The work I did through the late 1980s and early 1990s was informed by this adventure. I was motivated by the thought: what happens if I hang this next to that? This code-clashing curatorial imperative was aligned with the philosophies of appropriation and image-scavenging current in art at that time. If artists would reiterate and recode other artists’ imagery to their own ends, why couldn’t curators?
For me, this impulse culminated in Headlands: Thinking through New Zealand Art, which I curated with Bernice Murphy for the Museum of Contemporary Art in Sydney in 1992. A survey of New Zealand post-war art, it remains the most comprehensive export exhibition of New Zealand art ever. But in place of the careful art historical approach one might expect from such a show, Headlands was wilful. We put together works in odd but also oddly plausible ways, leveraged on iconographic affinities and rhymes of style. We read the art against the grain—against the grain of orthodoxy anyway. Back home, the show proved controversial. Its critics included artists in the show.
Headlands was an exercise in deranging the canon, but it was also very curator-centric. You always had a sense of a curator being behind the scenes pulling the strings or pointing. Doing Headlands got that overtly-curated approach out of my system and I’ve never wanted to do a show like that since. It freed me up to do different kinds of projects. Since then I have focused more on solo shows and artists’ projects where the curator’s role is less prominent, less explicit but no less important, and where there’s more collusion. That was especially so in my time at Artspace, where the program was based on a quick turnover of solo shows and artists’ projects.
I like the craft of exhibition making, the intricacies, the problem solving. When I make a show, I have to think about which artists, which works, and how I’m going to articulate them in space. But it’s more than that. I have to think about the design of the catalogue, the marketing campaign, the flavour of the education programmes, who is going to review it (and how). I have to think about the way the show operates within the frame of the gallery’s program, the artists’ practice, and the history of my own shows. I need to take into account everything that contributes to the way the show reads.
For me, curating has always been stimulating—such a pleasure. So, I am surprised that so few art-history graduates want to go on to be curators. When would-be curators start out today, it may seem that there are limited opportunities, but there are lots of ways to get experience without having a museum job and getting that experience puts you at the head of the queue. If you are interested in becoming a curator, I suggest you simply roll your sleeves up and dive in. Infiltrate the scene, get to know the artists and other players, put together some shows for artist-run initiatives, and get your writing out there—establish yourself as a voice. Curating is one of those things you learn by doing. The next wave is yours.
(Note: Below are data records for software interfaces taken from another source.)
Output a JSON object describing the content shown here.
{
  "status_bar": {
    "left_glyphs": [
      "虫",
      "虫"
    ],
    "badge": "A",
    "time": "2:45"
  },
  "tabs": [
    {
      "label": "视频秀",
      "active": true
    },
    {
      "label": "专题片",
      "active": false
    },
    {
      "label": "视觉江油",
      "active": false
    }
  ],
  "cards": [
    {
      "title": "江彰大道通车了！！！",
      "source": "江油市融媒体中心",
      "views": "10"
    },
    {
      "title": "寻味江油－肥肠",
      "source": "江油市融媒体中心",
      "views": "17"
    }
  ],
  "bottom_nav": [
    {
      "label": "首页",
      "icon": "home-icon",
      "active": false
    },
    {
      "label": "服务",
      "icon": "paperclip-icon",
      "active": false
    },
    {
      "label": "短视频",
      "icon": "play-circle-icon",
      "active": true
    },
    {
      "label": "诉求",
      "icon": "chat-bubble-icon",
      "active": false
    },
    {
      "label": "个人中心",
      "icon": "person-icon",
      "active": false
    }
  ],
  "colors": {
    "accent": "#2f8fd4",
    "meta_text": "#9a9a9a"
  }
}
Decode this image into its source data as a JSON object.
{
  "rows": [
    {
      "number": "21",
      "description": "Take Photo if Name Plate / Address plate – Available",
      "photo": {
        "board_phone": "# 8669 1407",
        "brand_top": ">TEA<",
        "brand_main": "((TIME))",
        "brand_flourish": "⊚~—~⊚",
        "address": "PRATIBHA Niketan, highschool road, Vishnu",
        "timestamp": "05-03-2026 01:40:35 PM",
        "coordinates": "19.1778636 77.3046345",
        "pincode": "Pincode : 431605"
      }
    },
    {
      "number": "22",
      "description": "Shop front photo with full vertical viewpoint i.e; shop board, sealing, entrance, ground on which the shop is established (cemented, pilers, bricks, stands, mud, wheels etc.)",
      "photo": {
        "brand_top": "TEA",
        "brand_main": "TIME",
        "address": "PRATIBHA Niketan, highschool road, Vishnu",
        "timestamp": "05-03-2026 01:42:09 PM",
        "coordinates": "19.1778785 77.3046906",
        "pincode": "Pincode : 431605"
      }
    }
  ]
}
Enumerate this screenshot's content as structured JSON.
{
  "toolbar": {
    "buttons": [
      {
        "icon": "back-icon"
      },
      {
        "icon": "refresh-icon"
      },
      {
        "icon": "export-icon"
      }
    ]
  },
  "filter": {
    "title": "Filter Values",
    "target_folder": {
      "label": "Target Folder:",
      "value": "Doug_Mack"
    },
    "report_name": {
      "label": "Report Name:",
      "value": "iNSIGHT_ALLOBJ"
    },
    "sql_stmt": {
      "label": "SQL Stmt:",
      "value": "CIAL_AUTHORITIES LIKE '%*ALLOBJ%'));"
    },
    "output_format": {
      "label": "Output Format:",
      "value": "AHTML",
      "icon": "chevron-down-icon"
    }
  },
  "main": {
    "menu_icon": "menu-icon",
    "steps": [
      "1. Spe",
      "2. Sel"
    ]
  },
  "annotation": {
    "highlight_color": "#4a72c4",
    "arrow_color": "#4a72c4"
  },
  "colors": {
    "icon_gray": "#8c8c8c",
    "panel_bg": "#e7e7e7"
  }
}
[IMAGE: Robert Longo Untitled (Backdoor Pipeline, Hawaii, Spring 1999) 2000]